A while back, Diversity Chronicle sent me “Feminism and Freedom” by Michael Levin. I just finished reading it, and thought I’d share some thoughts about it with my readers.
Firstly, here’s an accurate summery of the book from Amazon:
Combining philosophical rigor with detailed knowledge of a wide range of subjects, Michael Levin presents a thorough examination of feminism as both a theory and as a generator of social policy. His book provides a much-needed counterweight to uncritical feminist scholarship prevalent in so much social science writing.
Levin argues that feminists deny that innate sex differences have anything to do with the basic structure of society. He shows how this denial leads feminists to interpret observable differences between male and female roles as the result of discrimination and restrictive social conditioning rather than as the free expression of basic preferences. Levin concludes that feminist proposals for remedying this imaginary oppression systematically thwart individual liberty.
The first chapters of Feminism and Freedom show the conflict between feminist ideology and recent developments in anthropology, neurology, child psychology and behavioral genetics, as well as basic principles of scientific method. The author then moves to a wide-ranging discussion of affirmative action, comparable worth, and the impact of feminism on education, military manpower policy, language, family life and sports—showing in each case how feminist policies run counter to classical liberalism. Written in a lively, challenging, and accessible style, as controversial as it is timely, Feminism and Freedom is must reading for anyone interested in understanding society and preserving liberty.
There’s no doubt that Prof. Levin is an exceptional author; his book “Why Race Matters” opened my eyes to the reality of race. Similarly, this book opened my eyes to the true nature of feminism. However, due to Levin’s broad (and academic) vocabulary, many readers will find themselves reaching for their dictionaries.
The book also has more typographical errors than one would expect from such an illustrious author.
What I gleaned from the book is that there is no such thing as “moderate feminism.” All feminism is radical – because, by definition, feminism is at war with nature. In any other age, feminism would never have gained traction, but because its advocates piggybacked the movement onto liberalism in general – and “civil rights” in particular – they were able to hijack government and education on all levels. The results have been catastrophic and tragic. Countless billions of dollars, of taxpayer money, have been wasted, and countless lives ruined due to the feminist agenda.
The book was published in 1987, so the statistics cited therein are dated, but still very relevant. This book was written ten years prior to “Why Race Matters,” and one can already see hints of the latter work in the former – though the author annoyingly gives sympathetic words to the black civil rights movement. Ostensibly to highlight the contrast between the struggle for blacks (which, he says, has merit) with the struggle for women (which, he says, does not have merit). He may have simply been trying to stay out of trouble in this way.

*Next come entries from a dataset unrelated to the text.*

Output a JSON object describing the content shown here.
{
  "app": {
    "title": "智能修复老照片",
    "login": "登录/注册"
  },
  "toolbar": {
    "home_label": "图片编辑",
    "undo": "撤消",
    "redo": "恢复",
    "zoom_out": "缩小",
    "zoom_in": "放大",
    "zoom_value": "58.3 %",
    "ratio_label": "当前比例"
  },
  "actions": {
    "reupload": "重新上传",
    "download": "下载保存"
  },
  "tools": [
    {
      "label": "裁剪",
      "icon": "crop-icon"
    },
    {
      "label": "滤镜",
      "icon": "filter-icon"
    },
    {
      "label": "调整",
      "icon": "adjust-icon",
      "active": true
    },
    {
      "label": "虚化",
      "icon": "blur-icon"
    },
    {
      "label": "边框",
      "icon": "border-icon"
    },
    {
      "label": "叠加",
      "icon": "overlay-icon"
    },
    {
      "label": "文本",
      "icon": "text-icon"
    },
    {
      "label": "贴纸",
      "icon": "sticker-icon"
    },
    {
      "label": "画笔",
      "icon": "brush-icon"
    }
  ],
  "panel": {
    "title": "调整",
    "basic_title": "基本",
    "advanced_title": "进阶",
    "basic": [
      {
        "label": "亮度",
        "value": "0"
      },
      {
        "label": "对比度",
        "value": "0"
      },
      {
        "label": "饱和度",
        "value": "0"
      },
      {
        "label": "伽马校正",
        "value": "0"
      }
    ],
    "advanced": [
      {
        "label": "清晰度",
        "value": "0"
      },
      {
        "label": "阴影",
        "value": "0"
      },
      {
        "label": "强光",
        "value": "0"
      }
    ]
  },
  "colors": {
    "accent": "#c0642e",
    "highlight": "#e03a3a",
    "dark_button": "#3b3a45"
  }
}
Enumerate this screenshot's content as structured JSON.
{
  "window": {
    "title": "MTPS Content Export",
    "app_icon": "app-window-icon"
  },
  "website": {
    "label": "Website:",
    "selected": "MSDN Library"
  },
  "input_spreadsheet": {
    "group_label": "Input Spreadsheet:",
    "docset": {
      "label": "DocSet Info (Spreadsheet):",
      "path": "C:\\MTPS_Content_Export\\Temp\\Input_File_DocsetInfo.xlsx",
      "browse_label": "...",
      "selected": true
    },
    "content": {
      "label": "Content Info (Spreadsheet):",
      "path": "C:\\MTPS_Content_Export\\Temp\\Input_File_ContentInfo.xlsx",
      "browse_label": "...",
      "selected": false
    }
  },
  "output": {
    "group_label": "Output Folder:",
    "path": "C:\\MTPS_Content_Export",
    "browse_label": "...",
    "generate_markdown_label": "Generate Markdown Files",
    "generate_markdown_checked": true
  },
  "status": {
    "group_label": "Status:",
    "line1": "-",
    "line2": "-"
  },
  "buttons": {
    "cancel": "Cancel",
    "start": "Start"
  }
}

If he were to write the book today, he might have included a chapter on the role of Islam vis-a-vis feminism. But he didn’t, so I’ll claim the insight for myself:
Feminism paved the way for the advance of Islam in Europe. By pressuring women to be like men, and forcing men to be like women, feminist societies left many women feeling unhappy and unfulfilled. Many women simply do not WANT to be just like men; they want to be WOMEN. But Western society made this difficult, and sometimes even impossible.
Along comes Islam, with clearly defined roles for the sexes. In Islam, many Western women found a way to be women again – even with the blessings of the liberal establishment!
As for the unhappy men, some of them also convert to Islam – or commit suicide. Or both.